Today’s statement contains 110 measures that are intended to grow the economy. There are two issues here. First, how many of these measures are directly linked to enabling responsible inclusive prosperity? Second, if these measures are so important, then why are these measures only being implemented now?

The 110 number is pure politics in action. According to the OBR, these measures will raise business investment, reduce inflation, and increase GDP whilst getting more people into work. These seem to be a magic set of measures. There is an omission here in that national economic growth is driven predominantly by consumption rather than investment. There is a tension here in that encouraging consumption could be inflationary. Nevertheless, consumption should account for around 76% of GDP and the share of growth accounted for by investment should rarely exceed between 32% and 34%. The UK government needs to encourage consumption but a new form of decarbonised or climate-friendly sustainable consumption. There is nothing in this budget that will encourage a new form of sustainable consumption.

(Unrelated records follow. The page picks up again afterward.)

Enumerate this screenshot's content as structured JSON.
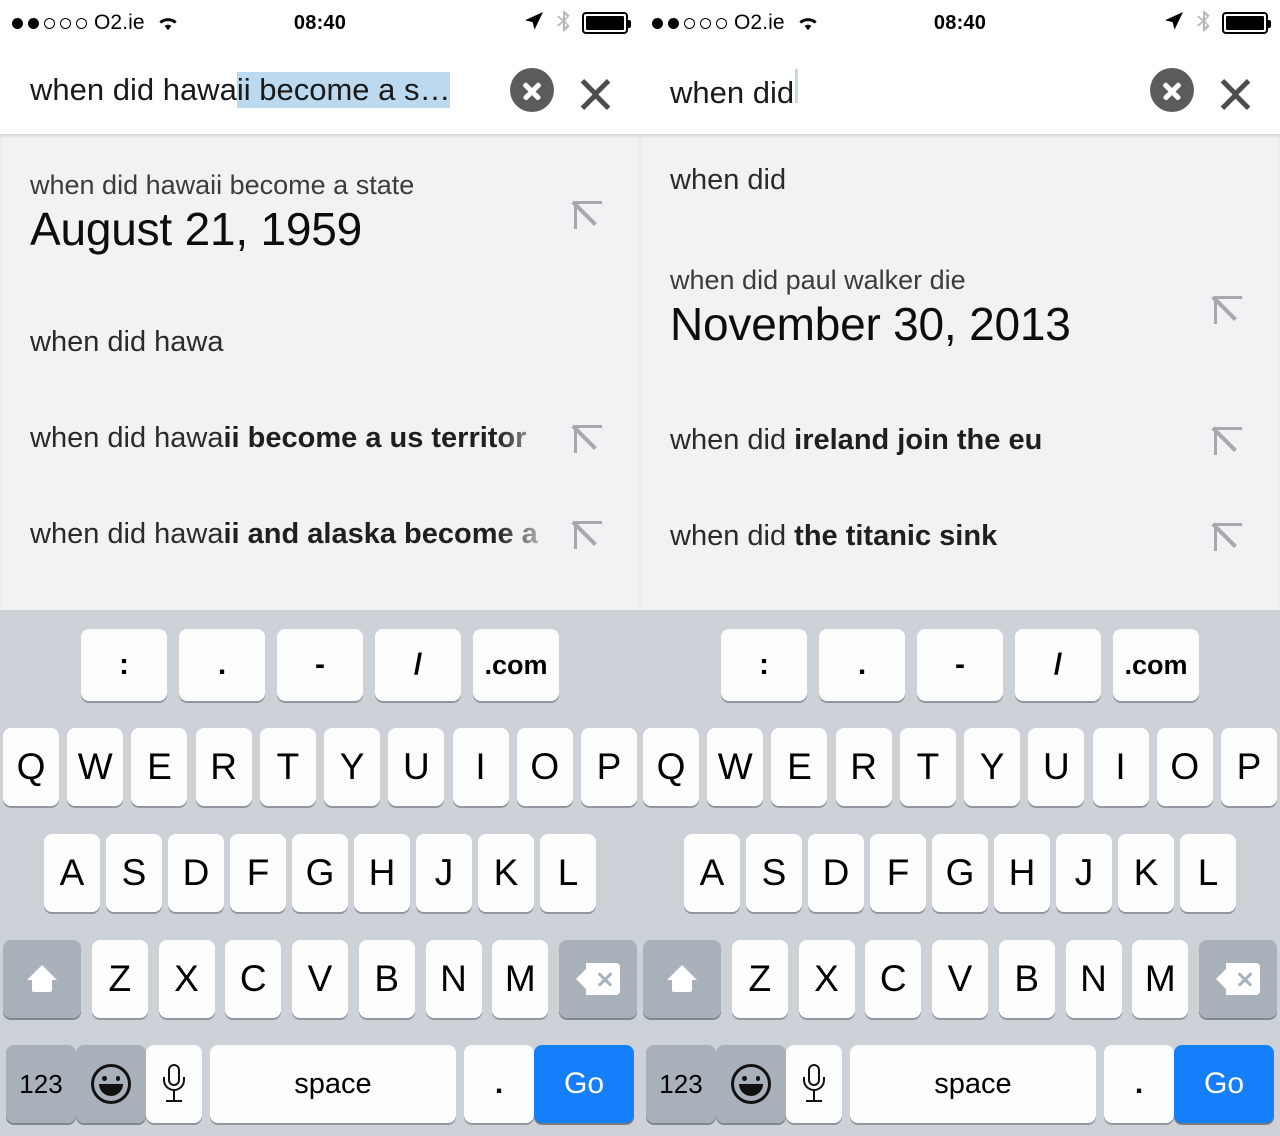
{
  "status_bar": {
    "signal_total": 5,
    "signal_filled": 2,
    "carrier": "O2.ie",
    "wifi_icon": "wifi-icon",
    "time": "08:40",
    "location_icon": "location-arrow-icon",
    "bluetooth_icon": "bluetooth-icon",
    "battery_icon": "battery-full-icon",
    "battery_level": 100
  },
  "panes": [
    {
      "search": {
        "value_plain": "when did hawa",
        "value_selected": "ii become a s…",
        "has_caret": false,
        "clear_label": "clear-text",
        "collapse_label": "collapse-keyboard"
      },
      "suggestions": [
        {
          "type": "answer",
          "question": "when did hawaii become a state",
          "answer": "August 21, 1959",
          "has_arrow": true
        },
        {
          "type": "plain",
          "prefix": "when did hawa",
          "bold": "",
          "has_arrow": false
        },
        {
          "type": "plain",
          "prefix": "when did hawa",
          "bold": "ii become a us territor",
          "has_arrow": true
        },
        {
          "type": "plain",
          "prefix": "when did hawa",
          "bold": "ii and alaska become a",
          "has_arrow": true
        }
      ]
    },
    {
      "search": {
        "value_plain": "when did",
        "value_selected": "",
        "has_caret": true,
        "clear_label": "clear-text",
        "collapse_label": "collapse-keyboard"
      },
      "suggestions": [
        {
          "type": "plain",
          "prefix": "when did",
          "bold": "",
          "has_arrow": false
        },
        {
          "type": "answer",
          "question": "when did paul walker die",
          "answer": "November 30, 2013",
          "has_arrow": true
        },
        {
          "type": "plain",
          "prefix": "when did ",
          "bold": "ireland join the eu",
          "has_arrow": true
        },
        {
          "type": "plain",
          "prefix": "when did ",
          "bold": "the titanic sink",
          "has_arrow": true
        }
      ]
    }
  ],
  "keyboard": {
    "accessory_row": [
      ":",
      ".",
      "-",
      "/",
      ".com"
    ],
    "row1": [
      "Q",
      "W",
      "E",
      "R",
      "T",
      "Y",
      "U",
      "I",
      "O",
      "P"
    ],
    "row2": [
      "A",
      "S",
      "D",
      "F",
      "G",
      "H",
      "J",
      "K",
      "L"
    ],
    "row3": [
      "Z",
      "X",
      "C",
      "V",
      "B",
      "N",
      "M"
    ],
    "shift_label": "shift",
    "backspace_label": "backspace",
    "numeric_label": "123",
    "emoji_label": "emoji",
    "dictation_label": "dictation",
    "space_label": "space",
    "period_label": ".",
    "go_label": "Go"
  },
  "colors": {
    "keyboard_bg": "#cdd2d9",
    "key_bg": "#fdfdfd",
    "key_dark_bg": "#a8b0ba",
    "go_blue": "#147efb",
    "suggestion_bg": "#f2f2f4",
    "selection_highlight": "#bcd9ef",
    "arrow_gray": "#a9a9ad"
  }
}
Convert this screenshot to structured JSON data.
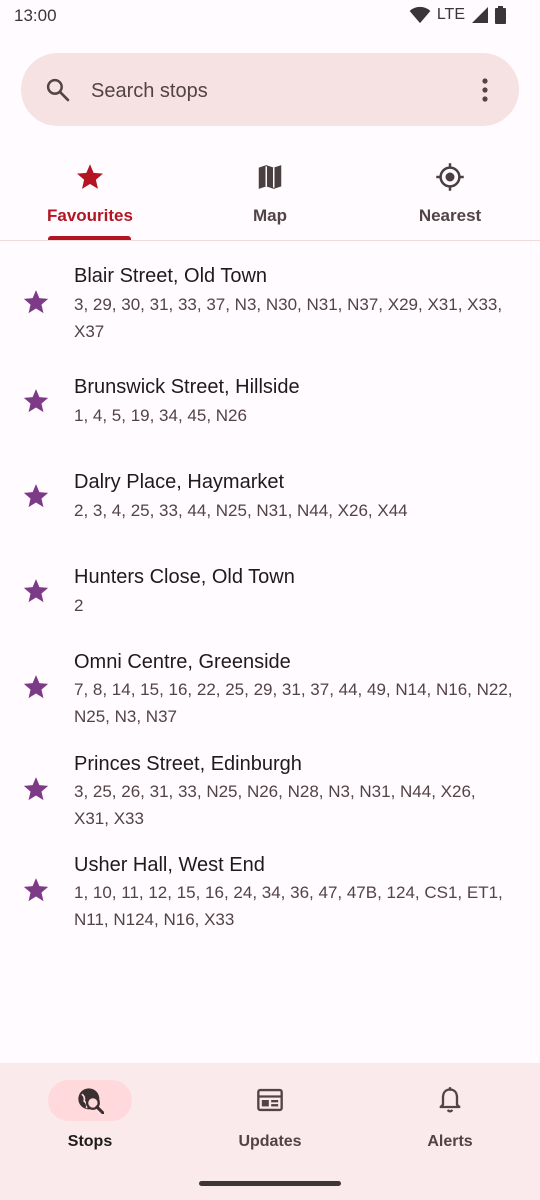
{
  "status": {
    "time": "13:00",
    "network": "LTE",
    "icons": [
      "wifi-icon",
      "signal-icon",
      "battery-icon"
    ]
  },
  "search": {
    "placeholder": "Search stops",
    "value": ""
  },
  "tabs": [
    {
      "label": "Favourites",
      "icon": "star-icon",
      "active": true
    },
    {
      "label": "Map",
      "icon": "map-icon",
      "active": false
    },
    {
      "label": "Nearest",
      "icon": "location-icon",
      "active": false
    }
  ],
  "stops": [
    {
      "name": "Blair Street, Old Town",
      "services": "3, 29, 30, 31, 33, 37, N3, N30, N31, N37, X29, X31, X33, X37"
    },
    {
      "name": "Brunswick Street, Hillside",
      "services": "1, 4, 5, 19, 34, 45, N26"
    },
    {
      "name": "Dalry Place, Haymarket",
      "services": "2, 3, 4, 25, 33, 44, N25, N31, N44, X26, X44"
    },
    {
      "name": "Hunters Close, Old Town",
      "services": "2"
    },
    {
      "name": "Omni Centre, Greenside",
      "services": "7, 8, 14, 15, 16, 22, 25, 29, 31, 37, 44, 49, N14, N16, N22, N25, N3, N37"
    },
    {
      "name": "Princes Street, Edinburgh",
      "services": "3, 25, 26, 31, 33, N25, N26, N28, N3, N31, N44, X26, X31, X33"
    },
    {
      "name": "Usher Hall, West End",
      "services": "1, 10, 11, 12, 15, 16, 24, 34, 36, 47, 47B, 124, CS1, ET1, N11, N124, N16, X33"
    }
  ],
  "nav": [
    {
      "label": "Stops",
      "icon": "stops-search-icon",
      "active": true
    },
    {
      "label": "Updates",
      "icon": "updates-icon",
      "active": false
    },
    {
      "label": "Alerts",
      "icon": "bell-icon",
      "active": false
    }
  ],
  "colors": {
    "accent": "#b31622",
    "star": "#7d3a86",
    "surface": "#fffbff",
    "search_bg": "#f6e2e3",
    "nav_bg": "#fbeaec",
    "nav_pill": "#ffd9dc"
  }
}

This Autumn Statement contains a mixed bag of interventions but does not make a major contribution to shaping the wider framework conditions required to support sustainable economic growth. The Labour Party argues that it is time for a change in government and that they will forge a new future for the UK. Unfortunately, no UK political party has yet to project a vision and linked action plan, which would underpin an approach that would lead to responsible inclusive prosperity.